A Comprehensive Failure

This quote from Gab effectively summarized my opinion on the second Elizabethan era:

“The worst Queen of England in history. The day she took the throne England was 99.7% White English. She leaves this world with White English a minority of the population in London.”

Queen Elizabeth II cannot be blamed for the winding-up of the British Empire, as that was already inevitable and well underway at the time she succeeded to the throne. But she can, and she should, be held responsible for her embrace of the Commonwealth, which proved to be the locus of the invasion of Great Britain by its former subjects.

In addition to her failure to protect her nation from invasion and loss of sovereignty, she also presided over the feminization and homosexualization of the Anglican Church, of which she was the head.

Of her three primary responsibilities, she completely failed two of them. She left both her nation and her Church worse off than she found them, and in dire straits. But she did succeed in a queen’s most important task; she secured the succession and has secured it for at least two more generations to come. Therefore, she cannot be described as a complete failure, merely a comprehensive one.

The decline of England on her watch wasn’t all her fault, of course. She was a constitutional monarch, not an absolute one. But it must be noted that not only did she do nothing to stop the decline, the very little that she did do made matters worse, such as when she intervened to convince a reluctant Margaret Thatcher to have Britain join the anti-apartheid sanctions regime against her own Commonwealth subjects in South Africa.

As a national figurehead, she did her duty remarkably well.

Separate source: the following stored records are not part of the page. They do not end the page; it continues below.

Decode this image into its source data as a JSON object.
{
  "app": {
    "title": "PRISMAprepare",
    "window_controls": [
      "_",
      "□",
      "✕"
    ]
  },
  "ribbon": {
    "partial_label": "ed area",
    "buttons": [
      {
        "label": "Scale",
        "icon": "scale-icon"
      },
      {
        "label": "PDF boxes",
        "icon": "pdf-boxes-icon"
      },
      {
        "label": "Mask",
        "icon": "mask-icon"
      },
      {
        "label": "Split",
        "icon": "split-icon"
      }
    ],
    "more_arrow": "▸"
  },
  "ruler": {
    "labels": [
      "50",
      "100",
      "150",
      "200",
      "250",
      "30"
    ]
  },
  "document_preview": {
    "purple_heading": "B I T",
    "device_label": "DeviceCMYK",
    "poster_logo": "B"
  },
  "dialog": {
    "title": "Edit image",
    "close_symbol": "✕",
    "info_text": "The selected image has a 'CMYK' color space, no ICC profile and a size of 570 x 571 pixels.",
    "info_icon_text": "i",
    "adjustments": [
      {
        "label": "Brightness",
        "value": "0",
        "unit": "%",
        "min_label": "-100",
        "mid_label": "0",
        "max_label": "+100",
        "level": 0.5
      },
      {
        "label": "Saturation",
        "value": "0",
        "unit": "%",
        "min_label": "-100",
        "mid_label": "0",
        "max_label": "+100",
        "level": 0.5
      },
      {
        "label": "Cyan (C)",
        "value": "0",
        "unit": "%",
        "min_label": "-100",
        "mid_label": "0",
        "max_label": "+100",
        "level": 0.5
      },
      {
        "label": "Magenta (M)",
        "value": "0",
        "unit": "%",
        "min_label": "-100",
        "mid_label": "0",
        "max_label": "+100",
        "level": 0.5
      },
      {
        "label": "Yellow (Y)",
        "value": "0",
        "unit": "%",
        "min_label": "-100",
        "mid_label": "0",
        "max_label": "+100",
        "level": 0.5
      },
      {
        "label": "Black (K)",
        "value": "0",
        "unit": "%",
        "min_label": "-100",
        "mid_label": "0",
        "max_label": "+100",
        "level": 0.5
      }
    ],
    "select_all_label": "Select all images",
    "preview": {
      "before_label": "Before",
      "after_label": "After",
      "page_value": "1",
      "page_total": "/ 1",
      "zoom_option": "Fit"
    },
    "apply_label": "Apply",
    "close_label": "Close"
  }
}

Her personal comportment was admirable and she carried the weight of her public role with incredible grace and dignity. Her work ethic was unparalleled. But, as the new British Prime Minister said, “she was the rock on which modern Britain was founded,” and that is damning praise indeed.